An interesting study from Stanford University found that people who abruptly changed topics during a conversation were viewed as interrupting, even when they didn’t talk over anyone. This means that people may believe you are interrupting if you are too quick to cut off a conversation, change the subject, or jump to a new topic. Avoid making other people feel like you are interrupting by changing a topic in a slow, gradual, and deliberate way.
It can help to leave yourself reminders—for example, a sticky note on your monitor or a note on your phone’s lock screen—not to interrupt people. These reminders can help you stay on track when you’re trying to break the habit.
There are many reasons why people interrupt during a conversation, and there are even some situations where interrupting is socially acceptable. For instance, interrupting a meeting to make an important announcement or update may be necessary to share information with the group.
People in leadership positions may need to interrupt more often to maintain order and keep the group organized and on-topic. Norms around turn-taking can also vary depending on a person’s culture, with some cultures regarding it as rude and others as normal or expected.
Here are some situations where it may be appropriate or OK to interrupt someone in a conversation:
- To share important information or updates
- When there is an urgent situation or emergency
- To guide or keep a conversation on topic
- Providing a turn or chance for quiet or excluded people to talk
- Confronting disrespectful or unacceptance behavior
- When you have not been given a chance to talk or give input at all
- After unsuccessfully trying polite ways to ask for a turn to talk
- When you need to end or close a conversation
When you do need to interrupt someone, it’s important to do so tactfully. There are some ways of interrupting that are more likely to be seen as rude or aggressive, and other ways that are more subtle.
Here are some ideas of how to interrupt in a polite way:
- Saying “excuse me…” before interrupting
- Raising your hand before you interrupt
- Cueing the speaker with a look, nod, or gesture beforehand
- Interrupting quickly by saying, “Just one quick thing…”
- Apologizing for interrupting and explaining why you need to
- Try not to make the interruption too abrupt

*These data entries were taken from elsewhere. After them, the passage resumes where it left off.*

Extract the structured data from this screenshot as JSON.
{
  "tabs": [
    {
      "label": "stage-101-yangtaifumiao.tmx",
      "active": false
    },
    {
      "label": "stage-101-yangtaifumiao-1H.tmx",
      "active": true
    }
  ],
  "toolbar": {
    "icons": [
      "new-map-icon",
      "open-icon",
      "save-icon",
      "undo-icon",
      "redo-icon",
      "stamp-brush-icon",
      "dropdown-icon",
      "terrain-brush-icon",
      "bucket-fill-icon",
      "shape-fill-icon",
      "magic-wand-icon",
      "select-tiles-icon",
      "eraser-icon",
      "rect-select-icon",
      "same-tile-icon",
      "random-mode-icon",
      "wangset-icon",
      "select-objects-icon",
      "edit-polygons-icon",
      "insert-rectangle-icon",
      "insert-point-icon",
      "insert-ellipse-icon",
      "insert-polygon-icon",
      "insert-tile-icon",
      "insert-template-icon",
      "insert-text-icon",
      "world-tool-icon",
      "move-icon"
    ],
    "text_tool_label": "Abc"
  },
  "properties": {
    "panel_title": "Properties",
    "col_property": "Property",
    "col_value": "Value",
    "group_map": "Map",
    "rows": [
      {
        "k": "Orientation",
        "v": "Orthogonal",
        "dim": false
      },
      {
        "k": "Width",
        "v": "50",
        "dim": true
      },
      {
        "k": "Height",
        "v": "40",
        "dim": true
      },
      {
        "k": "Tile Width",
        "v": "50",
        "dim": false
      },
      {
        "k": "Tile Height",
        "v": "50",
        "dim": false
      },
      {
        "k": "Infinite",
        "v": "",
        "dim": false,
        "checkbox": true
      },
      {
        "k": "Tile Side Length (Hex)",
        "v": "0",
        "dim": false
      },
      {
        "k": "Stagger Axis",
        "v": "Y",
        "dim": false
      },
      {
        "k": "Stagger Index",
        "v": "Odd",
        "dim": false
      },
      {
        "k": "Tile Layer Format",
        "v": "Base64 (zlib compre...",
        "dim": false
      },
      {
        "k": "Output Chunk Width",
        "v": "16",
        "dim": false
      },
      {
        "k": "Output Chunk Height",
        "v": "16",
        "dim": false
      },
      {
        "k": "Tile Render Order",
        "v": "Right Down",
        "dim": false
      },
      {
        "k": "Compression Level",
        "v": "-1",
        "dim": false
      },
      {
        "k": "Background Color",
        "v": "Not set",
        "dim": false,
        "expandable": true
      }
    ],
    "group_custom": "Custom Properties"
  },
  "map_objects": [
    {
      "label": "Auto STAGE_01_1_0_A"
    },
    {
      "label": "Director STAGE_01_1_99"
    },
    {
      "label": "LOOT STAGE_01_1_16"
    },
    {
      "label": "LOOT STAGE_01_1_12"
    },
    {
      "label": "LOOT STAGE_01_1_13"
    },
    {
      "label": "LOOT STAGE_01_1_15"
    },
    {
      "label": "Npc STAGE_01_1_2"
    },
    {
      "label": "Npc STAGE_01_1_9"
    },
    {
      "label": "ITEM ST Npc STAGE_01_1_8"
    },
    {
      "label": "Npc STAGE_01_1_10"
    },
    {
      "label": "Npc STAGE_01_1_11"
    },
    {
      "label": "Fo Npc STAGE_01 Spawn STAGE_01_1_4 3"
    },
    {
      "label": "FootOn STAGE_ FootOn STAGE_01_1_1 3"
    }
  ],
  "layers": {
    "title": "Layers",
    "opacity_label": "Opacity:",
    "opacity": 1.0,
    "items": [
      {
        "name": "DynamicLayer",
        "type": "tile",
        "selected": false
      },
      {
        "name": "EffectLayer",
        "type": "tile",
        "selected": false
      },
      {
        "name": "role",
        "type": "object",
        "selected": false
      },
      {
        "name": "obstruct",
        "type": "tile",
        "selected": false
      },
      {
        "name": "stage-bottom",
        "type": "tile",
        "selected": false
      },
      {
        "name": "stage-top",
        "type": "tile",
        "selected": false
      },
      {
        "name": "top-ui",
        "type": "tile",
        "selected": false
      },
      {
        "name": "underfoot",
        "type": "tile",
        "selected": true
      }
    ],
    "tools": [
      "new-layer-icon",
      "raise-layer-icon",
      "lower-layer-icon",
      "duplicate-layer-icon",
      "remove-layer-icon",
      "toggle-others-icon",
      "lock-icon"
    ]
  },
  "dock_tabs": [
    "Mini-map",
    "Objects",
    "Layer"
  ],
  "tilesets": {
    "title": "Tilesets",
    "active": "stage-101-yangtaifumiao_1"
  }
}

Interrupting could be something you do unconsciously when you’re really nervous, excited, or upset about something, but it can be irritating to other people. When you do it too often, it can even lead people to wrongly assume you are pushy, arrogant, or domineering. By paying more attention during conversations, avoiding urges to interrupt, and working on improving your communication and social skills, you can break this bad habit and have better conversations.
Here are answers to some of the most common questions people have about interrupting people in conversations.
If you have a problem with compulsive talking and interrupting behavior, it may be a nervous habit or something you do unconsciously when you’re too focused or excited about something you want to say.
There are some exceptions, but it is generally considered rude to interrupt someone who is talking. Waiting until a person finishes their sentence before starting to speak is usually considered polite.
Finishing a best friend or partner’s sentence can sometimes be a cute, funny way to demonstrate how well you know them, but doing it too much can be annoying. It can also offend someone or make them feel undermined, especially when you don’t know them very well.